- **Work required**:
The records are to be repeated in full. Every line must match.

- **Element data from apps and pages**:
= = =
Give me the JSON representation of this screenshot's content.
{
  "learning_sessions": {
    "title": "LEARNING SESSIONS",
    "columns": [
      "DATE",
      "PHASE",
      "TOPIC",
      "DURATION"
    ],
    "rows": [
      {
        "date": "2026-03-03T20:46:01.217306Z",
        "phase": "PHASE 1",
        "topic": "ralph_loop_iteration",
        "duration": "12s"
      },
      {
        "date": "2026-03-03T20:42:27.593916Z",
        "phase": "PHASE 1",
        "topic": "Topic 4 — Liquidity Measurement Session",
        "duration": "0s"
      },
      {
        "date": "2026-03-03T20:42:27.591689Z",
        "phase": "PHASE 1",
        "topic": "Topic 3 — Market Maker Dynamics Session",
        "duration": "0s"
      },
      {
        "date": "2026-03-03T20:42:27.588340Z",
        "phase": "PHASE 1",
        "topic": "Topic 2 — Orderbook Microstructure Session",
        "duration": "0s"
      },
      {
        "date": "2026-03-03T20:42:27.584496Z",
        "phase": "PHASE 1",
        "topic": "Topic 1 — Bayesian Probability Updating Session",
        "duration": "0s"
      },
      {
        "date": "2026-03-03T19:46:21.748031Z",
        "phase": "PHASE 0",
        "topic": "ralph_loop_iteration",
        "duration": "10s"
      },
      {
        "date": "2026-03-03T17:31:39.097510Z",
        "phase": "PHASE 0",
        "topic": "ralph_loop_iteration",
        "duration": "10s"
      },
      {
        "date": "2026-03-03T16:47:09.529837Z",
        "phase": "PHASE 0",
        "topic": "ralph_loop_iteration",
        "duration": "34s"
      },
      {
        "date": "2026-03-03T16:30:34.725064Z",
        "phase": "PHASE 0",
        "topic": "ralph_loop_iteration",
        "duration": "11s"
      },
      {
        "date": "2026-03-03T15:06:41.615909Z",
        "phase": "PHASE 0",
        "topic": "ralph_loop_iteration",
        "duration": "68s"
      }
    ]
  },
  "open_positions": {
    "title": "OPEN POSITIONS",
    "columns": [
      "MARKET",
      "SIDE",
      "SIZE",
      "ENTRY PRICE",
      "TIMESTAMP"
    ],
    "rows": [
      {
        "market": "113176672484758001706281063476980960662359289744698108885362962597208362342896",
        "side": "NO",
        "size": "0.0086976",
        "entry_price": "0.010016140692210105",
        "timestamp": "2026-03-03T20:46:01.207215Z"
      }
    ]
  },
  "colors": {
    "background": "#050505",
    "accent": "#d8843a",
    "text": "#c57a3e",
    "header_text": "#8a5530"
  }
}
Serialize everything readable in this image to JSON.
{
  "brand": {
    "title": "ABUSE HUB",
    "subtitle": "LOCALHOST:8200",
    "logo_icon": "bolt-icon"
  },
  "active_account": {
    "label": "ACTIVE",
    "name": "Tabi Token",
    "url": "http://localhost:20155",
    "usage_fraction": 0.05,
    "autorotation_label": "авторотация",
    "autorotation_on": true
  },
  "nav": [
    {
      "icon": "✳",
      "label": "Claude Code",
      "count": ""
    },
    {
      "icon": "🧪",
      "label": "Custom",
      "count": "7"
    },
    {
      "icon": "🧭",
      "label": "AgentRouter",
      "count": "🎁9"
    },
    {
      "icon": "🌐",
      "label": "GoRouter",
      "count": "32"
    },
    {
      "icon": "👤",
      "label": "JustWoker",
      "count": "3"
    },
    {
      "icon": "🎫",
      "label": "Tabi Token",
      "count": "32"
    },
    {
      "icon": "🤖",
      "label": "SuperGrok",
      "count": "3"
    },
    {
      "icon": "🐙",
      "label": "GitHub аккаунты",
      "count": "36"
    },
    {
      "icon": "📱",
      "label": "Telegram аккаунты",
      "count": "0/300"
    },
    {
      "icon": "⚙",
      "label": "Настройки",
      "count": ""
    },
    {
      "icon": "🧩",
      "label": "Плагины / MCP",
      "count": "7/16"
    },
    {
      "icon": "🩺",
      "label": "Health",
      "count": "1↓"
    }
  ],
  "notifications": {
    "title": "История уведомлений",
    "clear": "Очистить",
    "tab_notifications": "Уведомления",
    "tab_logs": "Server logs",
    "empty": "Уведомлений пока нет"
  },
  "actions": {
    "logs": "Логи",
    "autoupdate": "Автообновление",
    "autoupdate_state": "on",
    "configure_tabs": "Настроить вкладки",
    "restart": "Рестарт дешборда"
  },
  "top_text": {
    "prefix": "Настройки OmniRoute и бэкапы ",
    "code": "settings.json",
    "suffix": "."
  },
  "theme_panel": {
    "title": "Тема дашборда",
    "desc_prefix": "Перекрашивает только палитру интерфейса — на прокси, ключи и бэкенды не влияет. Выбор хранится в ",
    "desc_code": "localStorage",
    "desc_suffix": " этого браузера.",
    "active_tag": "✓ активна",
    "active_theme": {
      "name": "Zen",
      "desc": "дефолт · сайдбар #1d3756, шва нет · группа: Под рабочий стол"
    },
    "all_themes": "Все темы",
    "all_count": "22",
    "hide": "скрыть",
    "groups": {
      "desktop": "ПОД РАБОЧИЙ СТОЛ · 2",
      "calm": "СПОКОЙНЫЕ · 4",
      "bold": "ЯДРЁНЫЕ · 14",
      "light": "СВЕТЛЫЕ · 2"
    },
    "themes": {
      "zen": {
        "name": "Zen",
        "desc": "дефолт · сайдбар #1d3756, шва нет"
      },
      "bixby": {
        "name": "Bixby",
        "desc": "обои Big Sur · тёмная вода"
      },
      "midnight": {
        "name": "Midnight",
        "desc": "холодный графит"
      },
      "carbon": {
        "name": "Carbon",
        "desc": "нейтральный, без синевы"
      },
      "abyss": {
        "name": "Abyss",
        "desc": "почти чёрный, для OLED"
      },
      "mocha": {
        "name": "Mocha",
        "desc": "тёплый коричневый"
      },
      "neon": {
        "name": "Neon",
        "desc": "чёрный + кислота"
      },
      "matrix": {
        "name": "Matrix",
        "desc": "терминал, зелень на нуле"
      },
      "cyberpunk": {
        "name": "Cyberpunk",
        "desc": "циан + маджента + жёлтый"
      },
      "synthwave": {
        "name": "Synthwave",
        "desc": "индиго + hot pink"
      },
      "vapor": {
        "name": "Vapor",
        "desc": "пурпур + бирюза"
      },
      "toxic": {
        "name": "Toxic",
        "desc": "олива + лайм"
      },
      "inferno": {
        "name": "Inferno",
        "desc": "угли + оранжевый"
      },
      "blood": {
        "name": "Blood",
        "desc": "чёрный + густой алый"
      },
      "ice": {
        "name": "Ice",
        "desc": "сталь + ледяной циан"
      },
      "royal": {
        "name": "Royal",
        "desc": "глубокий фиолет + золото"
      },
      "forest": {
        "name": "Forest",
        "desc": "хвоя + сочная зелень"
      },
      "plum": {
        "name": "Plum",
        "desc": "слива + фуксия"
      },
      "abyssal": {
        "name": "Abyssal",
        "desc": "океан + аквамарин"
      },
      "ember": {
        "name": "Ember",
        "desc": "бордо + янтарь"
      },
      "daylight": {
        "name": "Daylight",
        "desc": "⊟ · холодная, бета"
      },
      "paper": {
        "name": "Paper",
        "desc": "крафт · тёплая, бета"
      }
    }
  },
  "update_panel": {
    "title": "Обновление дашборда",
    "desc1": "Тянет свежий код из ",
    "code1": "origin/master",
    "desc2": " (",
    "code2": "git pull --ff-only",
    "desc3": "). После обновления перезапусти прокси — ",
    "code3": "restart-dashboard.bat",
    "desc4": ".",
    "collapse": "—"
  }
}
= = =
- **Answer space**:
Give me the JSON representation of this screenshot's content.
{
  "learning_sessions": {
    "title": "LEARNING SESSIONS",
    "columns": [
      "DATE",
      "PHASE",
      "TOPIC",
      "DURATION"
    ],
    "rows": [
      {
        "date": "2026-03-03T20:46:01.217306Z",
        "phase": "PHASE 1",
        "topic": "ralph_loop_iteration",
        "duration": "12s"
      },
      {
        "date": "2026-03-03T20:42:27.593916Z",
        "phase": "PHASE 1",
        "topic": "Topic 4 — Liquidity Measurement Session",
        "duration": "0s"
      },
      {
        "date": "2026-03-03T20:42:27.591689Z",
        "phase": "PHASE 1",
        "topic": "Topic 3 — Market Maker Dynamics Session",
        "duration": "0s"
      },
      {
        "date": "2026-03-03T20:42:27.588340Z",
        "phase": "PHASE 1",
        "topic": "Topic 2 — Orderbook Microstructure Session",
        "duration": "0s"
      },
      {
        "date": "2026-03-03T20:42:27.584496Z",
        "phase": "PHASE 1",
        "topic": "Topic 1 — Bayesian Probability Updating Session",
        "duration": "0s"
      },
      {
        "date": "2026-03-03T19:46:21.748031Z",
        "phase": "PHASE 0",
        "topic": "ralph_loop_iteration",
        "duration": "10s"
      },
      {
        "date": "2026-03-03T17:31:39.097510Z",
        "phase": "PHASE 0",
        "topic": "ralph_loop_iteration",
        "duration": "10s"
      },
      {
        "date": "2026-03-03T16:47:09.529837Z",
        "phase": "PHASE 0",
        "topic": "ralph_loop_iteration",
        "duration": "34s"
      },
      {
        "date": "2026-03-03T16:30:34.725064Z",
        "phase": "PHASE 0",
        "topic": "ralph_loop_iteration",
        "duration": "11s"
      },
      {
        "date": "2026-03-03T15:06:41.615909Z",
        "phase": "PHASE 0",
        "topic": "ralph_loop_iteration",
        "duration": "68s"
      }
    ]
  },
  "open_positions": {
    "title": "OPEN POSITIONS",
    "columns": [
      "MARKET",
      "SIDE",
      "SIZE",
      "ENTRY PRICE",
      "TIMESTAMP"
    ],
    "rows": [
      {
        "market": "113176672484758001706281063476980960662359289744698108885362962597208362342896",
        "side": "NO",
        "size": "0.0086976",
        "entry_price": "0.010016140692210105",
        "timestamp": "2026-03-03T20:46:01.207215Z"
      }
    ]
  },
  "colors": {
    "background": "#050505",
    "accent": "#d8843a",
    "text": "#c57a3e",
    "header_text": "#8a5530"
  }
}
Serialize everything readable in this image to JSON.
{
  "brand": {
    "title": "ABUSE HUB",
    "subtitle": "LOCALHOST:8200",
    "logo_icon": "bolt-icon"
  },
  "active_account": {
    "label": "ACTIVE",
    "name": "Tabi Token",
    "url": "http://localhost:20155",
    "usage_fraction": 0.05,
    "autorotation_label": "авторотация",
    "autorotation_on": true
  },
  "nav": [
    {
      "icon": "✳",
      "label": "Claude Code",
      "count": ""
    },
    {
      "icon": "🧪",
      "label": "Custom",
      "count": "7"
    },
    {
      "icon": "🧭",
      "label": "AgentRouter",
      "count": "🎁9"
    },
    {
      "icon": "🌐",
      "label": "GoRouter",
      "count": "32"
    },
    {
      "icon": "👤",
      "label": "JustWoker",
      "count": "3"
    },
    {
      "icon": "🎫",
      "label": "Tabi Token",
      "count": "32"
    },
    {
      "icon": "🤖",
      "label": "SuperGrok",
      "count": "3"
    },
    {
      "icon": "🐙",
      "label": "GitHub аккаунты",
      "count": "36"
    },
    {
      "icon": "📱",
      "label": "Telegram аккаунты",
      "count": "0/300"
    },
    {
      "icon": "⚙",
      "label": "Настройки",
      "count": ""
    },
    {
      "icon": "🧩",
      "label": "Плагины / MCP",
      "count": "7/16"
    },
    {
      "icon": "🩺",
      "label": "Health",
      "count": "1↓"
    }
  ],
  "notifications": {
    "title": "История уведомлений",
    "clear": "Очистить",
    "tab_notifications": "Уведомления",
    "tab_logs": "Server logs",
    "empty": "Уведомлений пока нет"
  },
  "actions": {
    "logs": "Логи",
    "autoupdate": "Автообновление",
    "autoupdate_state": "on",
    "configure_tabs": "Настроить вкладки",
    "restart": "Рестарт дешборда"
  },
  "top_text": {
    "prefix": "Настройки OmniRoute и бэкапы ",
    "code": "settings.json",
    "suffix": "."
  },
  "theme_panel": {
    "title": "Тема дашборда",
    "desc_prefix": "Перекрашивает только палитру интерфейса — на прокси, ключи и бэкенды не влияет. Выбор хранится в ",
    "desc_code": "localStorage",
    "desc_suffix": " этого браузера.",
    "active_tag": "✓ активна",
    "active_theme": {
      "name": "Zen",
      "desc": "дефолт · сайдбар #1d3756, шва нет · группа: Под рабочий стол"
    },
    "all_themes": "Все темы",
    "all_count": "22",
    "hide": "скрыть",
    "groups": {
      "desktop": "ПОД РАБОЧИЙ СТОЛ · 2",
      "calm": "СПОКОЙНЫЕ · 4",
      "bold": "ЯДРЁНЫЕ · 14",
      "light": "СВЕТЛЫЕ · 2"
    },
    "themes": {
      "zen": {
        "name": "Zen",
        "desc": "дефолт · сайдбар #1d3756, шва нет"
      },
      "bixby": {
        "name": "Bixby",
        "desc": "обои Big Sur · тёмная вода"
      },
      "midnight": {
        "name": "Midnight",
        "desc": "холодный графит"
      },
      "carbon": {
        "name": "Carbon",
        "desc": "нейтральный, без синевы"
      },
      "abyss": {
        "name": "Abyss",
        "desc": "почти чёрный, для OLED"
      },
      "mocha": {
        "name": "Mocha",
        "desc": "тёплый коричневый"
      },
      "neon": {
        "name": "Neon",
        "desc": "чёрный + кислота"
      },
      "matrix": {
        "name": "Matrix",
        "desc": "терминал, зелень на нуле"
      },
      "cyberpunk": {
        "name": "Cyberpunk",
        "desc": "циан + маджента + жёлтый"
      },
      "synthwave": {
        "name": "Synthwave",
        "desc": "индиго + hot pink"
      },
      "vapor": {
        "name": "Vapor",
        "desc": "пурпур + бирюза"
      },
      "toxic": {
        "name": "Toxic",
        "desc": "олива + лайм"
      },
      "inferno": {
        "name": "Inferno",
        "desc": "угли + оранжевый"
      },
      "blood": {
        "name": "Blood",
        "desc": "чёрный + густой алый"
      },
      "ice": {
        "name": "Ice",
        "desc": "сталь + ледяной циан"
      },
      "royal": {
        "name": "Royal",
        "desc": "глубокий фиолет + золото"
      },
      "forest": {
        "name": "Forest",
        "desc": "хвоя + сочная зелень"
      },
      "plum": {
        "name": "Plum",
        "desc": "слива + фуксия"
      },
      "abyssal": {
        "name": "Abyssal",
        "desc": "океан + аквамарин"
      },
      "ember": {
        "name": "Ember",
        "desc": "бордо + янтарь"
      },
      "daylight": {
        "name": "Daylight",
        "desc": "⊟ · холодная, бета"
      },
      "paper": {
        "name": "Paper",
        "desc": "крафт · тёплая, бета"
      }
    }
  },
  "update_panel": {
    "title": "Обновление дашборда",
    "desc1": "Тянет свежий код из ",
    "code1": "origin/master",
    "desc2": " (",
    "code2": "git pull --ff-only",
    "desc3": "). После обновления перезапусти прокси — ",
    "code3": "restart-dashboard.bat",
    "desc4": ".",
    "collapse": "—"
  }
}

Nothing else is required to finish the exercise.